The second reason was that the Indian Army had not fully graduated to the operational level of warfare, because the T-72 tanks and ICV-BMP’s were still being absorbed and operational commanders were still learning about them. I also suspect that Gen. Hanut Singh, a seasoned war leader, was very much a grounded soldier who was of the firm conviction that his formations would deliver what he thought was realistically possible and not what was based on grandiose schemes for which the Indian Army was not ready. Maybe he was right, for Gen. Sundarji’s plans were not put to the test, and during ‘Operation Pawan’, Gen. Hanut Singh’s apprehensions were proved right.
A considerate senior but a difficult subordinate
All those who have served with and known Gen. Hanut Singh, swear by his consideration and compassion for those below him, though this is not to be confused for professional laxity. He demanded the highest levels of commitment and competence from his team, but had broad shoulders to take errors or shortcomings in his stride. But he had no time for niceties and even less time for seniors who were not professional and lacked gravitas. This often resulted in very abrupt behaviour, even towards his bosses. For Gen. Hanut Singh, the profession of arms was too serious a business to be entrusted to incompetent generals.
Of course, this quality earned him many detractors, who did play a part in denying him the appointment as Army commander when the time came.
There are many theories on what happened. Gen. Hanut Singh’s admirers blame this on the internal rivalries within the Armoured Corps and the Indian Army. Suffices to say that he was not found fit for the rank of Army Commander and a junior was promoted. He took this stoically in his stride and stepped aside to concentrate on higher self-evolution and prayers at his ashram at Dehradun.
A role model
It’s a fact that when we are young, there are many role models, but they fade away as we grow and put issues in perspective. Most turn out to be men of straw, wedded to expediency; but here was a different role model — a man of steel, full of gravitas who was cherished by his admirers, long after he died on 10 April 2015. So, what was different in Gen. Hanut Singh?
He was professionally a league apart, miles ahead of his colleagues. He had no personal demands and lead a spartan life. He gave his subordinates space for self-development and growth — no doubt that his team in Poona Horse produced senior generals in large numbers. He was truly a remarkable man and an outstanding military leader. I would rank him amongst one of the top military leaders of the Indian Army, who made a difference.

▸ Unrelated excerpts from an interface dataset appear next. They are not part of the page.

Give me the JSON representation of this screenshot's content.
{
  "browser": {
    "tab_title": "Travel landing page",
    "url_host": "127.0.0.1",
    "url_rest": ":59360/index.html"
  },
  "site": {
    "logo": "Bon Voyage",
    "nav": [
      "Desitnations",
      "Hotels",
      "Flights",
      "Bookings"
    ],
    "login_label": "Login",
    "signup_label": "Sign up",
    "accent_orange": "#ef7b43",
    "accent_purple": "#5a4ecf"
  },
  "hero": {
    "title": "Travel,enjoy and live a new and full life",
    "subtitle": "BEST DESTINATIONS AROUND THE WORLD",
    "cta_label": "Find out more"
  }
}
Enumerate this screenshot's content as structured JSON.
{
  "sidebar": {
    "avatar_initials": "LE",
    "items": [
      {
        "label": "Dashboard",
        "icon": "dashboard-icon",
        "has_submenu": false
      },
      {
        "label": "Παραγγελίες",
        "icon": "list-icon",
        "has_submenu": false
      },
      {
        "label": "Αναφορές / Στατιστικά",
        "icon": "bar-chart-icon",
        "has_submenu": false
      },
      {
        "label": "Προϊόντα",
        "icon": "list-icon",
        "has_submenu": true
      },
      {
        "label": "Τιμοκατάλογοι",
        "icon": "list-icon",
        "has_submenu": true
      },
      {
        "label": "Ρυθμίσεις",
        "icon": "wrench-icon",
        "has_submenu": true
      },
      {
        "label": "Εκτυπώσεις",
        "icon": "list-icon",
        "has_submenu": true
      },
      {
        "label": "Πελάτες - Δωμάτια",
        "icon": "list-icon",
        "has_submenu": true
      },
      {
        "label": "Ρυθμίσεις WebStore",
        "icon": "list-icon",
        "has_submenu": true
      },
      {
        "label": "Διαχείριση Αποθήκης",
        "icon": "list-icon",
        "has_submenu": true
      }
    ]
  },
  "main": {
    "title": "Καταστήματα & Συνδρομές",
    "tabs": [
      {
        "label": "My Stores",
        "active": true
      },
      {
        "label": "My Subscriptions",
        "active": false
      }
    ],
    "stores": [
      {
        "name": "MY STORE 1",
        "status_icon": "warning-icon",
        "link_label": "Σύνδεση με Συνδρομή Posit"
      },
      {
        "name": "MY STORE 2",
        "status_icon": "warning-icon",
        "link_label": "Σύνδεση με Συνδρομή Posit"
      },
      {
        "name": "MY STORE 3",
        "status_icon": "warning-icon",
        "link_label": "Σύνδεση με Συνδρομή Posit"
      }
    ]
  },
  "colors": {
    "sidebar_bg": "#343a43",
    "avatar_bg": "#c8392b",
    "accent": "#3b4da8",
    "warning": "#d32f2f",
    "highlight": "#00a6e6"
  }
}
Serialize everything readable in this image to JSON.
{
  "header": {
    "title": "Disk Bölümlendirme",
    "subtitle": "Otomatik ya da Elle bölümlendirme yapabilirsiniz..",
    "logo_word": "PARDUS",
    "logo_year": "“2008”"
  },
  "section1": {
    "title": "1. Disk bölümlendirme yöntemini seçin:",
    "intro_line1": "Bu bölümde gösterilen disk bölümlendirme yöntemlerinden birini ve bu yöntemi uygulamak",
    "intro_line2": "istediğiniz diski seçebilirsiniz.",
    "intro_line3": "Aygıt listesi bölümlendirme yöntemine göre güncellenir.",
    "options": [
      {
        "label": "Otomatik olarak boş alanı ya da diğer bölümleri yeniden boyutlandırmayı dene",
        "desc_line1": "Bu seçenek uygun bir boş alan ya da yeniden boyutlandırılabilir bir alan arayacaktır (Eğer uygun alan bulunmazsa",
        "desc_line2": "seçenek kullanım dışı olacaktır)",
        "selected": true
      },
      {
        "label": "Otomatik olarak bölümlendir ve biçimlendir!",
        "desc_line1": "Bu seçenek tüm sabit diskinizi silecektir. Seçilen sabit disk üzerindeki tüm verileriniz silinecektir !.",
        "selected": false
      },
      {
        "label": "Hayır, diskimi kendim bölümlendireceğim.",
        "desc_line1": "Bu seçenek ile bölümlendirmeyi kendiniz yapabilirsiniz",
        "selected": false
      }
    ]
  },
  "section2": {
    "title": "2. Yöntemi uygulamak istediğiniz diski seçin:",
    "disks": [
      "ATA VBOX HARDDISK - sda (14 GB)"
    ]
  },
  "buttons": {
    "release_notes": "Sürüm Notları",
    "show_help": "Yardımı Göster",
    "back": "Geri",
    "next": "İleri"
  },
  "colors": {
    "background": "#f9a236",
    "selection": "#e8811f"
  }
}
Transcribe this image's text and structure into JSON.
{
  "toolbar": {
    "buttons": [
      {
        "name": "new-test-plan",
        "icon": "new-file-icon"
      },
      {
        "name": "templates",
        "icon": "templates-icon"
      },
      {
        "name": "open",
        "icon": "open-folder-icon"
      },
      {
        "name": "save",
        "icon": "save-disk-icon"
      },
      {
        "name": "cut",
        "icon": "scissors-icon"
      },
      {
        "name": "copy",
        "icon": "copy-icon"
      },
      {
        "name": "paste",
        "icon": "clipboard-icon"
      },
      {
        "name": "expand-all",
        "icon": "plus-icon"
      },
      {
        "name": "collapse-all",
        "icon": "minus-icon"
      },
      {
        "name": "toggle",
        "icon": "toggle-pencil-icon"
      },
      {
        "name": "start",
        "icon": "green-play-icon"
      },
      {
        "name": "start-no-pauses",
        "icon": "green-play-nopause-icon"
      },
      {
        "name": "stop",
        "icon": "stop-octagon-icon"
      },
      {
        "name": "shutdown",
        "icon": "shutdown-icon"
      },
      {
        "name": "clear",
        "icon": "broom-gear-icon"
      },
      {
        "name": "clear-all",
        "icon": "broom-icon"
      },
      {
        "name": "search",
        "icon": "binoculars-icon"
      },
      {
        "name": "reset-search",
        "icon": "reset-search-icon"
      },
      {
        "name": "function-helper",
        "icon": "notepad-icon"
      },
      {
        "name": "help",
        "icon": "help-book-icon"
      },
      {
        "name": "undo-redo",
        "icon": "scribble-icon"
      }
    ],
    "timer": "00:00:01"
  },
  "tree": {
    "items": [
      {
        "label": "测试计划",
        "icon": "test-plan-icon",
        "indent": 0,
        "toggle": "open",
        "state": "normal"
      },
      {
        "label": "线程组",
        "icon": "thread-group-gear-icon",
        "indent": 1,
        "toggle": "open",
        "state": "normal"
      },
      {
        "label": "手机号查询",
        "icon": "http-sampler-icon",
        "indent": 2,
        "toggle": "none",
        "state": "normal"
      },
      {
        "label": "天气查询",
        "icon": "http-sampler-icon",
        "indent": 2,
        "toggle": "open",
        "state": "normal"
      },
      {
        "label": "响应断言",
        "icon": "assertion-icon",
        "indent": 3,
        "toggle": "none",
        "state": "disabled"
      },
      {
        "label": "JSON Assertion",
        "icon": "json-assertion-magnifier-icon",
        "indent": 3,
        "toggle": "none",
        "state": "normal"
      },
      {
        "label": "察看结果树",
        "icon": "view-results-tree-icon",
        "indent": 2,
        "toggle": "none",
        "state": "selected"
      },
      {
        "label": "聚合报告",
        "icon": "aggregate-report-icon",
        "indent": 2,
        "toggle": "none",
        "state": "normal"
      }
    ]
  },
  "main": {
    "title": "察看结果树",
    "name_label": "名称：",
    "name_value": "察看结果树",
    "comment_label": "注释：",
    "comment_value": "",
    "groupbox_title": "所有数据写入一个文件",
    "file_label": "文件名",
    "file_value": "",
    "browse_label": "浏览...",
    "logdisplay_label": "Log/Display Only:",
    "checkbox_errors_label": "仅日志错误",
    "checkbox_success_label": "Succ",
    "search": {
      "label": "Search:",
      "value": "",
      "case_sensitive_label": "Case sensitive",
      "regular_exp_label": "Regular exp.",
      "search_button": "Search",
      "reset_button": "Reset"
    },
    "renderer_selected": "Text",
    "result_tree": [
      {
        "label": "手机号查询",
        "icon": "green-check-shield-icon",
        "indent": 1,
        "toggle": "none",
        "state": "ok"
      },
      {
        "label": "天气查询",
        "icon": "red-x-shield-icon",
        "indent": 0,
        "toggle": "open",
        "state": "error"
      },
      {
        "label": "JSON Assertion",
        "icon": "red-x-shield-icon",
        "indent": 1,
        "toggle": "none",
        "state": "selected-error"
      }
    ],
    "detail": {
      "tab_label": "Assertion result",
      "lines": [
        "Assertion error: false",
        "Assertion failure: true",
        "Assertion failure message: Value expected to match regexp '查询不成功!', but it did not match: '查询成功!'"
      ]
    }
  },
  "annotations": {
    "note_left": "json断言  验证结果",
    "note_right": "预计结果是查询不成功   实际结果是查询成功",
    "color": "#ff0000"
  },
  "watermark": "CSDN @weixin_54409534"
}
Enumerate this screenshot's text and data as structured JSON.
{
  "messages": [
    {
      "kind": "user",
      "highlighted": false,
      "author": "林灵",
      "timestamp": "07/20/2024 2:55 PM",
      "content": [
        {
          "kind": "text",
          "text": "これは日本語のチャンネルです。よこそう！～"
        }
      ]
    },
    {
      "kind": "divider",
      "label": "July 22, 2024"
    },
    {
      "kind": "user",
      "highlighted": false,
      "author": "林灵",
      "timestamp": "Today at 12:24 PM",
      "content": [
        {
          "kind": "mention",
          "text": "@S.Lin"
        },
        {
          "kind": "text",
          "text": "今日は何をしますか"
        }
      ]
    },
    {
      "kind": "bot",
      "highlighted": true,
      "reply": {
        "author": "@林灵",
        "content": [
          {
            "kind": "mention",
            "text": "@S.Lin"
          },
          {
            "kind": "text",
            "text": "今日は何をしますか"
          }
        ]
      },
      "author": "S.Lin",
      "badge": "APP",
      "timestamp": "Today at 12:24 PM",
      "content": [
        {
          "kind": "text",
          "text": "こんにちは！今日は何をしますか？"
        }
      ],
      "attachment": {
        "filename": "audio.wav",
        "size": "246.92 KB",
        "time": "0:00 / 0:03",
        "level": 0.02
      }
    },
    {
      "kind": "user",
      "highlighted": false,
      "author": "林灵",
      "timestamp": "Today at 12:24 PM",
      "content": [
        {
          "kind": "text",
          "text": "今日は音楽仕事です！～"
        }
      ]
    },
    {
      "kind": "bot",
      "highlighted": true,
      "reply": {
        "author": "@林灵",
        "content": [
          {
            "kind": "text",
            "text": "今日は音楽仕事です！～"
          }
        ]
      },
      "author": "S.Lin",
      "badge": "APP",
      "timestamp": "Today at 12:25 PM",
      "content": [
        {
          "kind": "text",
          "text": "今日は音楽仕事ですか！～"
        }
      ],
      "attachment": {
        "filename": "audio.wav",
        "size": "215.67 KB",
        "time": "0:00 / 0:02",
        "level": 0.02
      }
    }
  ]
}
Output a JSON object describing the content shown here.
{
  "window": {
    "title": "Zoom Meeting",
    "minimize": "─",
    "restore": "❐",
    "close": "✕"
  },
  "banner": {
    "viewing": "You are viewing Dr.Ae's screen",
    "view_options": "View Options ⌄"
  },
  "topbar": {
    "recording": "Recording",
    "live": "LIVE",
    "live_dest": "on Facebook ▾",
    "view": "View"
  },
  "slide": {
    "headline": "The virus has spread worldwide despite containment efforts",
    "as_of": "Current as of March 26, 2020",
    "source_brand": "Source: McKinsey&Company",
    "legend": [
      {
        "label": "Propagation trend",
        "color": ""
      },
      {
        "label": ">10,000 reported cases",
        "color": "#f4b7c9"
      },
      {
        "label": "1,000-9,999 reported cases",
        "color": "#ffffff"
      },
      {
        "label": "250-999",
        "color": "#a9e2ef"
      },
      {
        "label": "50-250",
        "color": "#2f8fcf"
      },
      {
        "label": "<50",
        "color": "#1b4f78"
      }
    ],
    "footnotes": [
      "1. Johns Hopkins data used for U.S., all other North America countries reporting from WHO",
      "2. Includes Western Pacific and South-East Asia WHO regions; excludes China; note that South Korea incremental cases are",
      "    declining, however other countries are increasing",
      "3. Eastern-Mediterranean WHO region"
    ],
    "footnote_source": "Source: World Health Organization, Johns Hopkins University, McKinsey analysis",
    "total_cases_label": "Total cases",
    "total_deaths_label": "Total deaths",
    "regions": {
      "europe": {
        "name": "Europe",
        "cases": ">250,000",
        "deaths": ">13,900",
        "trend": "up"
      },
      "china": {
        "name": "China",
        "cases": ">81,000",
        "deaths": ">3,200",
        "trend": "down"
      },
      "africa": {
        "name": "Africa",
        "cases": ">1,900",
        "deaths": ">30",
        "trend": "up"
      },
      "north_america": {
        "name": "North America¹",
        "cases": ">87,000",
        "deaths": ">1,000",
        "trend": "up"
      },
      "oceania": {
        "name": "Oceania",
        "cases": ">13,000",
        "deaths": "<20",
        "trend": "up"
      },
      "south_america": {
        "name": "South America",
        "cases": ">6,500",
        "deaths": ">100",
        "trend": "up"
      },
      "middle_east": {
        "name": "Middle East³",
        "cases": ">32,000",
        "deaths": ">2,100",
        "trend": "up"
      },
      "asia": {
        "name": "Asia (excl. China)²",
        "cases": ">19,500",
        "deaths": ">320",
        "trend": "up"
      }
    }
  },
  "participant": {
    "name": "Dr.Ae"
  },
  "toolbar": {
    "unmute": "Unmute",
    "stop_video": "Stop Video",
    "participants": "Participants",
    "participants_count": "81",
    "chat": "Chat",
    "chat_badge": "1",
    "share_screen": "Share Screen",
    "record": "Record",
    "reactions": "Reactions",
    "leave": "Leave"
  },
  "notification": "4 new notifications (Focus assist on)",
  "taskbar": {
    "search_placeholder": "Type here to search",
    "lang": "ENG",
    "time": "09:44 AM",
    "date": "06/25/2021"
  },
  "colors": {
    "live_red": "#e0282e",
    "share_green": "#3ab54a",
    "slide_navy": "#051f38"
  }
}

The author is a former Army commander and lieutenant governor. Views are personal